Research

How Meetings Can Bridge the Divide

We need a new set of arguments to reach across the political divide. Can meetings provide a neutral common ground to bring people together?

spot1
illustration by Sebastien Thibault

What role can face-to-face events play in bridging a divisive society? It’s the question we explore in this month’s cover story, from a global perspective.  Just a few moments spent on Facebook proves that we are living in a time of unprecedented political division.

Stanford University sociology professor Robb Willer has been studying this rising polarization for several years. “A large body of research,” he said in an interview published by the University of California, Berkley’s Greater Good Science Center, “shows that liberals and conservatives tend to self-segregate into ideological silos, consuming different news, associating only with like-minded others, even choosing to live in different places.” They even avoid friendships and dating across political divides. 

It’s a safe assumption, however, that they can’t sequester themselves from different viewpoints in the same way when it comes to attending professional and business events, which, in most cases, bring people of different political persuasions together. Just that act alone may break down a few silos, at least temporarily. But what’s really needed to get us talking to each other, Willer believes, is a technique called “moral reframing.”

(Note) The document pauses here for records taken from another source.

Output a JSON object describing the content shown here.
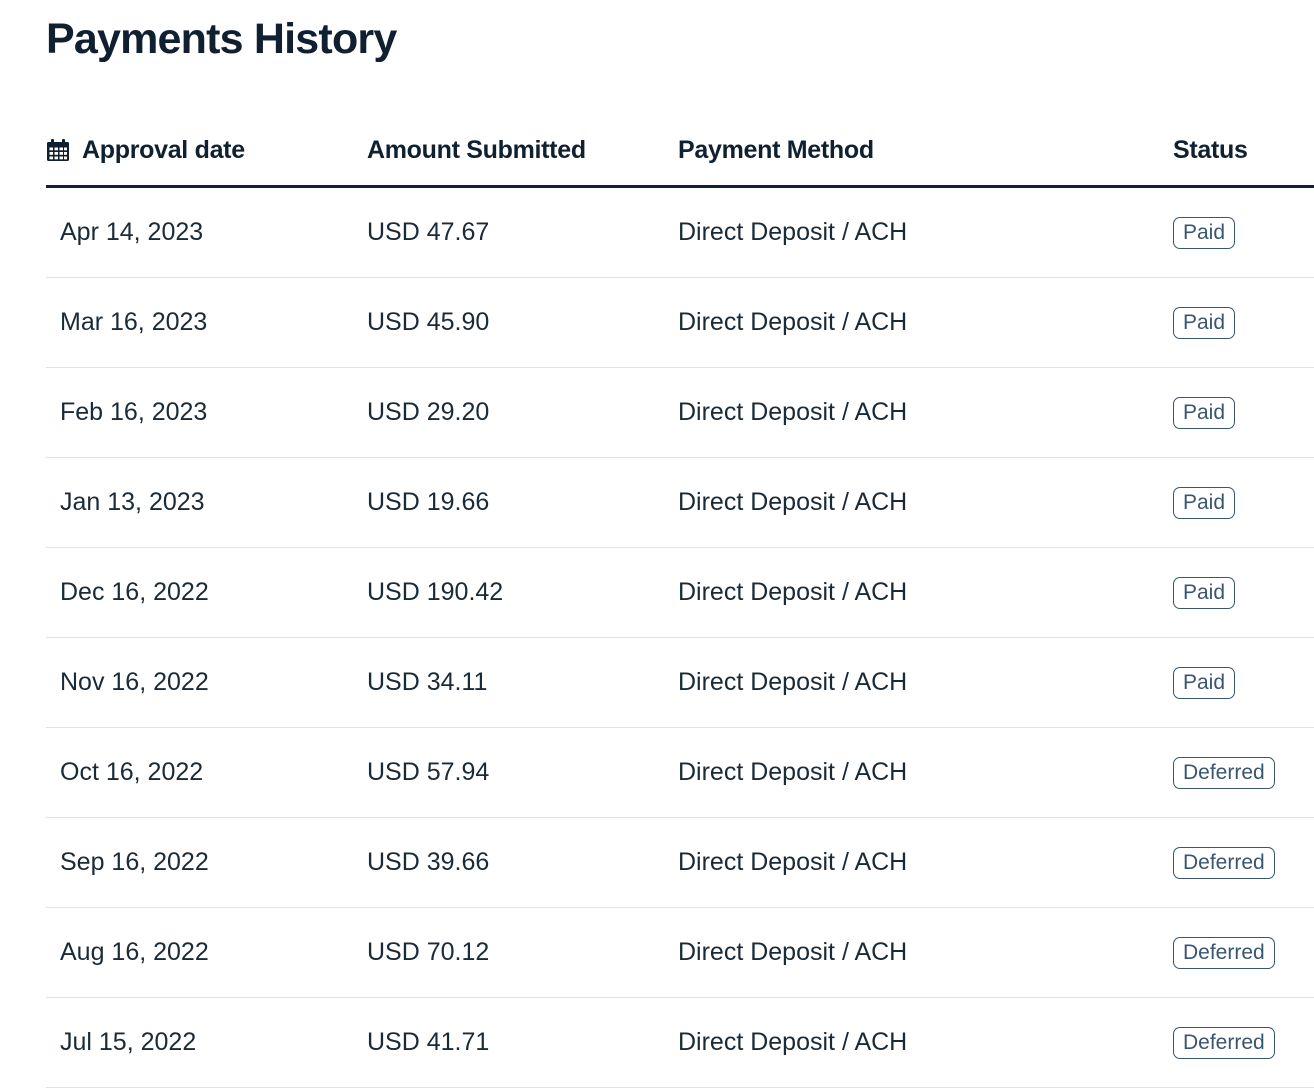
{
  "page": {
    "title": "Payments History"
  },
  "table": {
    "headers": {
      "date": "Approval date",
      "amount": "Amount Submitted",
      "method": "Payment Method",
      "status": "Status"
    },
    "date_icon": "calendar-icon",
    "rows": [
      {
        "date": "Apr 14, 2023",
        "amount": "USD 47.67",
        "method": "Direct Deposit / ACH",
        "status": "Paid"
      },
      {
        "date": "Mar 16, 2023",
        "amount": "USD 45.90",
        "method": "Direct Deposit / ACH",
        "status": "Paid"
      },
      {
        "date": "Feb 16, 2023",
        "amount": "USD 29.20",
        "method": "Direct Deposit / ACH",
        "status": "Paid"
      },
      {
        "date": "Jan 13, 2023",
        "amount": "USD 19.66",
        "method": "Direct Deposit / ACH",
        "status": "Paid"
      },
      {
        "date": "Dec 16, 2022",
        "amount": "USD 190.42",
        "method": "Direct Deposit / ACH",
        "status": "Paid"
      },
      {
        "date": "Nov 16, 2022",
        "amount": "USD 34.11",
        "method": "Direct Deposit / ACH",
        "status": "Paid"
      },
      {
        "date": "Oct 16, 2022",
        "amount": "USD 57.94",
        "method": "Direct Deposit / ACH",
        "status": "Deferred"
      },
      {
        "date": "Sep 16, 2022",
        "amount": "USD 39.66",
        "method": "Direct Deposit / ACH",
        "status": "Deferred"
      },
      {
        "date": "Aug 16, 2022",
        "amount": "USD 70.12",
        "method": "Direct Deposit / ACH",
        "status": "Deferred"
      },
      {
        "date": "Jul 15, 2022",
        "amount": "USD 41.71",
        "method": "Direct Deposit / ACH",
        "status": "Deferred"
      }
    ]
  },
  "colors": {
    "heading": "#102030",
    "text": "#1a2a36",
    "badge": "#3a5570",
    "divider": "#dfe3e6"
  }
}
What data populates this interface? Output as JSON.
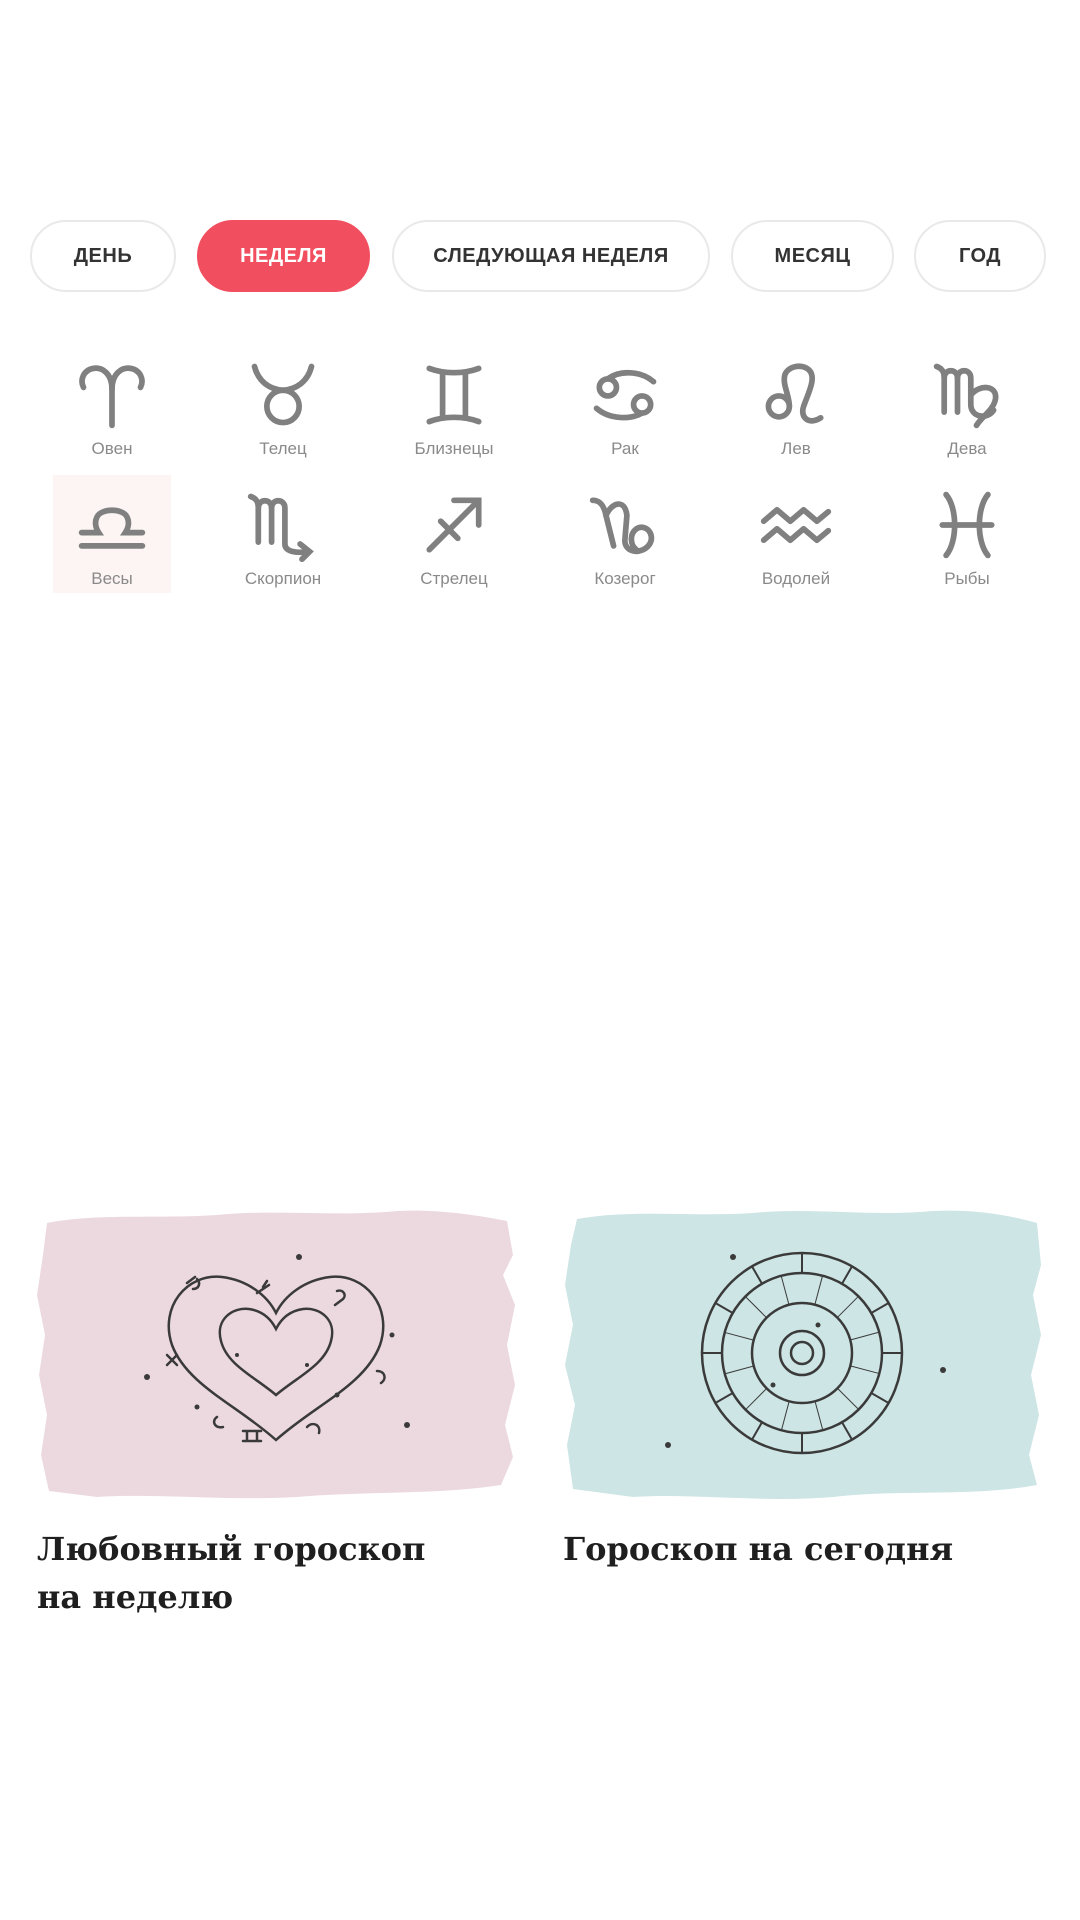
{
  "period_tabs": [
    {
      "label": "ДЕНЬ",
      "active": false
    },
    {
      "label": "НЕДЕЛЯ",
      "active": true
    },
    {
      "label": "СЛЕДУЮЩАЯ НЕДЕЛЯ",
      "active": false
    },
    {
      "label": "МЕСЯЦ",
      "active": false
    },
    {
      "label": "ГОД",
      "active": false
    }
  ],
  "zodiac_signs": [
    {
      "label": "Овен",
      "icon": "aries-icon",
      "glyph": "♈"
    },
    {
      "label": "Телец",
      "icon": "taurus-icon",
      "glyph": "♉"
    },
    {
      "label": "Близнецы",
      "icon": "gemini-icon",
      "glyph": "♊"
    },
    {
      "label": "Рак",
      "icon": "cancer-icon",
      "glyph": "♋"
    },
    {
      "label": "Лев",
      "icon": "leo-icon",
      "glyph": "♌"
    },
    {
      "label": "Дева",
      "icon": "virgo-icon",
      "glyph": "♍"
    },
    {
      "label": "Весы",
      "icon": "libra-icon",
      "glyph": "♎",
      "selected": true
    },
    {
      "label": "Скорпион",
      "icon": "scorpio-icon",
      "glyph": "♏"
    },
    {
      "label": "Стрелец",
      "icon": "sagittarius-icon",
      "glyph": "♐"
    },
    {
      "label": "Козерог",
      "icon": "capricorn-icon",
      "glyph": "♑"
    },
    {
      "label": "Водолей",
      "icon": "aquarius-icon",
      "glyph": "♒"
    },
    {
      "label": "Рыбы",
      "icon": "pisces-icon",
      "glyph": "♓"
    }
  ],
  "cards": [
    {
      "title": "Любовный гороскоп на неделю",
      "bg_color": "#ecd9df",
      "illustration": "zodiac-heart-illustration"
    },
    {
      "title": "Гороскоп на сегодня",
      "bg_color": "#cde5e4",
      "illustration": "zodiac-wheel-illustration"
    }
  ],
  "colors": {
    "accent": "#f14f5f",
    "icon": "#808080",
    "label": "#8a8a8a",
    "tab_border": "#e9e9e9"
  }
}
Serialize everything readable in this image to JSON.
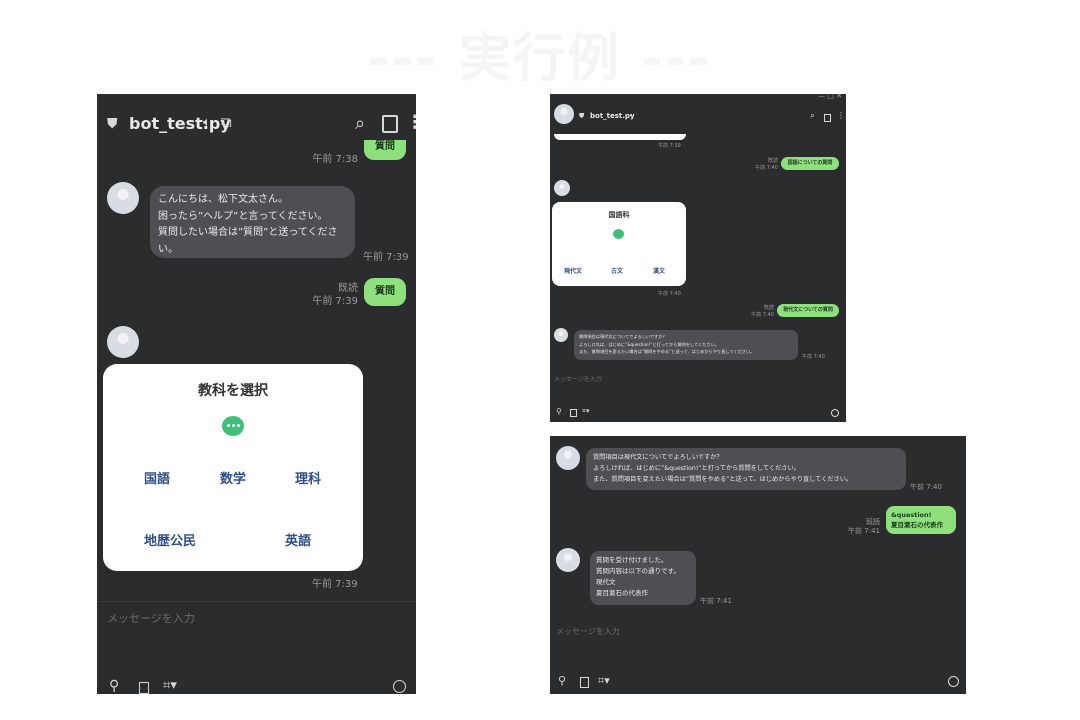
{
  "slide_title": "--- 実行例 ---",
  "panel1": {
    "chat_title": "bot_test.py",
    "top_time": "午前 7:38",
    "top_bubble": "質問",
    "greeting_lines": [
      "こんにちは、松下文太さん。",
      "困ったら”ヘルプ”と言ってください。",
      "質問したい場合は”質問”と送ってくださ",
      "い。"
    ],
    "greeting_time": "午前 7:39",
    "read_label": "既読",
    "question_time": "午前 7:39",
    "question_bubble": "質問",
    "card_title": "教科を選択",
    "subjects": [
      "国語",
      "数学",
      "理科",
      "地歴公民",
      "英語"
    ],
    "card_time": "午前 7:39",
    "input_placeholder": "メッセージを入力"
  },
  "panel2": {
    "chat_title": "bot_test.py",
    "top_time": "午前 7:39",
    "read_label": "既読",
    "msg1_time": "午前 7:40",
    "msg1_bubble": "国語についての質問",
    "card_title": "国語科",
    "options": [
      "現代文",
      "古文",
      "漢文"
    ],
    "card_time": "午前 7:40",
    "msg2_time": "午前 7:40",
    "msg2_bubble": "現代文についての質問",
    "reply_lines": [
      "質問項目は現代文についてでよろしいですか？",
      "よろしければ、はじめに”&question!”と打ってから質問をしてください。",
      "また、質問項目を変えたい場合は”質問をやめる”と送って、はじめからやり直してください。"
    ],
    "reply_time": "午前 7:40",
    "input_placeholder": "メッセージを入力"
  },
  "panel3": {
    "reply_lines": [
      "質問項目は現代文についてでよろしいですか？",
      "よろしければ、はじめに”&question!”と打ってから質問をしてください。",
      "また、質問項目を変えたい場合は”質問をやめる”と送って、はじめからやり直してください。"
    ],
    "reply_time": "午前 7:40",
    "read_label": "既読",
    "user_time": "午前 7:41",
    "user_lines": [
      "&question!",
      "夏目漱石の代表作"
    ],
    "ack_lines": [
      "質問を受け付けました。",
      "質問内容は以下の通りです。",
      "現代文",
      "夏目漱石の代表作"
    ],
    "ack_time": "午前 7:41",
    "input_placeholder": "メッセージを入力"
  },
  "colors": {
    "panel_bg": "#2b2c2e",
    "bubble_green": "#8de07c",
    "bubble_dark": "#4d4f52",
    "bot_icon": "#3fbf79",
    "subject_text": "#2f4f88"
  }
}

What’s really at heart, Willer said, is that political polarization is associated with moral polarization. A number of studies Willer has conducted indicate that “if you want to move conservatives on liberal issues like same-sex marriage and national health insurance, it helps to tie those arguments to conservative values like patriotism and moral purity,” he said. Likewise, you’ll gain more traction moving liberals on conservative issues like military spending if you can tie those policies to liberal moral values like equality and fairness.

Willer thinks we need a new set of arguments to collaborate on important issues of our time, like climate change, immigration, and inequality. “To come up with those arguments, liberals and conservatives must take the time to really listen to one another,” he said, “to understand one another’s values and to think creatively about why someone with very different political and moral commitments from their own should nonetheless come to agree with them. Empathy and respect will be critical if we are going to sew our country back together.”

Those qualities seem in short supply these days. Can business and professional events provide a neutral ground for those discussions to take place? 

Michelle Russell

Michelle Russell is editor in chief of Convene.